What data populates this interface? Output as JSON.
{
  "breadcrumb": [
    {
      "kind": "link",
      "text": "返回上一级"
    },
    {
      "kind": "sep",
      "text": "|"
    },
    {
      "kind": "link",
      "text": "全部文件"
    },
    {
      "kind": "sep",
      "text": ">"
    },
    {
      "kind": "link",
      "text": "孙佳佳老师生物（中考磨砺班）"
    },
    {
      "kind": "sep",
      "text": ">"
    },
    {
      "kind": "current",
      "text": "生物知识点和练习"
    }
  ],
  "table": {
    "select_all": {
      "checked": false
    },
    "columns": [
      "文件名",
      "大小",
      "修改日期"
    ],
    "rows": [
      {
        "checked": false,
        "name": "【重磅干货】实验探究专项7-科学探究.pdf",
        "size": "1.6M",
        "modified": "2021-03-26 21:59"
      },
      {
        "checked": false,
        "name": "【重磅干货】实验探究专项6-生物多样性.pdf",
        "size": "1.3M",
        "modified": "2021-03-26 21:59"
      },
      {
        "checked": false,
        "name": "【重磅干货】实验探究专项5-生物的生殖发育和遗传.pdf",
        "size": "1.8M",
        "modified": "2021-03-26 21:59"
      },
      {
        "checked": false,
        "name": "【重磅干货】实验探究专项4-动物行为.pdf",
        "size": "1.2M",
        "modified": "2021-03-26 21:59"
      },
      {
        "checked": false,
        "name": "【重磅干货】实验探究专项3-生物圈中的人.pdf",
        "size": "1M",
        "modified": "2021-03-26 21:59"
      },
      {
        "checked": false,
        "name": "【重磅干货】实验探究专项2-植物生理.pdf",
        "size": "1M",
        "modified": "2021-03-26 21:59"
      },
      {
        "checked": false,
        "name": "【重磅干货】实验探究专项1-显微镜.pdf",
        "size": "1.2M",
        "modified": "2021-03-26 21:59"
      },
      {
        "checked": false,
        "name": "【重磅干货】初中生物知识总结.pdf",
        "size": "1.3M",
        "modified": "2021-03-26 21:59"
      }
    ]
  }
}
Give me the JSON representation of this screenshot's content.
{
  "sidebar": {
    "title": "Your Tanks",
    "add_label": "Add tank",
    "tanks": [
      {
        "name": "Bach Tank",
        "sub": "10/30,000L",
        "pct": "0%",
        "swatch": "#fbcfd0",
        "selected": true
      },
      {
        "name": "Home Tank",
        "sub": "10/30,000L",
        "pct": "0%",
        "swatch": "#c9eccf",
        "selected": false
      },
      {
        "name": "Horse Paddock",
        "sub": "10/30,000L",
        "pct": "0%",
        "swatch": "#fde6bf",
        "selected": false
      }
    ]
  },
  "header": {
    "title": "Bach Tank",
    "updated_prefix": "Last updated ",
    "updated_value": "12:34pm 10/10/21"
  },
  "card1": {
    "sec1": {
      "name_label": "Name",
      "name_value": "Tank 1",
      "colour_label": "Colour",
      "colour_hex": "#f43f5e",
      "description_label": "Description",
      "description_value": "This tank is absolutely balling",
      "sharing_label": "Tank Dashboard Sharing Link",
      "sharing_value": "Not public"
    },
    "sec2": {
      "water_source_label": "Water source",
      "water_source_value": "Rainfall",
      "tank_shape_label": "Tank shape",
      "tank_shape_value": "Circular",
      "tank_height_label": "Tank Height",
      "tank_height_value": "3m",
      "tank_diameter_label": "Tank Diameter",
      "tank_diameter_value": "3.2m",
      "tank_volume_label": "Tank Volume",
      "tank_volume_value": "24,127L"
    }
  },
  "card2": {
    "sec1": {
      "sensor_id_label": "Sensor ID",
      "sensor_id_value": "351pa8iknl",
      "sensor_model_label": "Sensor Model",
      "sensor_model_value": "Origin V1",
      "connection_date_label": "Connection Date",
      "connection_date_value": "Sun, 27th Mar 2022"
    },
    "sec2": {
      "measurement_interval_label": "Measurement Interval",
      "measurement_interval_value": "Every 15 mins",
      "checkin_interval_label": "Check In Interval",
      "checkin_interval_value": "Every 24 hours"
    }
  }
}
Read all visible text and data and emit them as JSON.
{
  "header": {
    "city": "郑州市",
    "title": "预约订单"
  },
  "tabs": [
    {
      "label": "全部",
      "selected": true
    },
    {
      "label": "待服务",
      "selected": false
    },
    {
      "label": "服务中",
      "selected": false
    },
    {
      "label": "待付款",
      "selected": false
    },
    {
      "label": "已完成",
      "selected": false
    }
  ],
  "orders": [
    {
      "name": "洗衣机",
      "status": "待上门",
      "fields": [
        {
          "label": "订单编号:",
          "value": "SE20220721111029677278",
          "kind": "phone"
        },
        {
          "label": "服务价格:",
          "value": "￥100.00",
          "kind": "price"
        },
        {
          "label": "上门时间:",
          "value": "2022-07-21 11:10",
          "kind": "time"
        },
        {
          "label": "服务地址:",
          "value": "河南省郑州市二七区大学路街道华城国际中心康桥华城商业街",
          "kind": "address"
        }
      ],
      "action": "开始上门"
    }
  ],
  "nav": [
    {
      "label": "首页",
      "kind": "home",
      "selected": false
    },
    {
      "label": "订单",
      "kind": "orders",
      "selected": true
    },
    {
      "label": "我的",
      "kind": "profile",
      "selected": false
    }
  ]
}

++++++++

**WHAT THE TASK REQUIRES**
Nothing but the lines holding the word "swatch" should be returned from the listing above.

**RESULT FOR THIS TASK**
        "swatch": "#fbcfd0",
        "swatch": "#c9eccf",
        "swatch": "#fde6bf",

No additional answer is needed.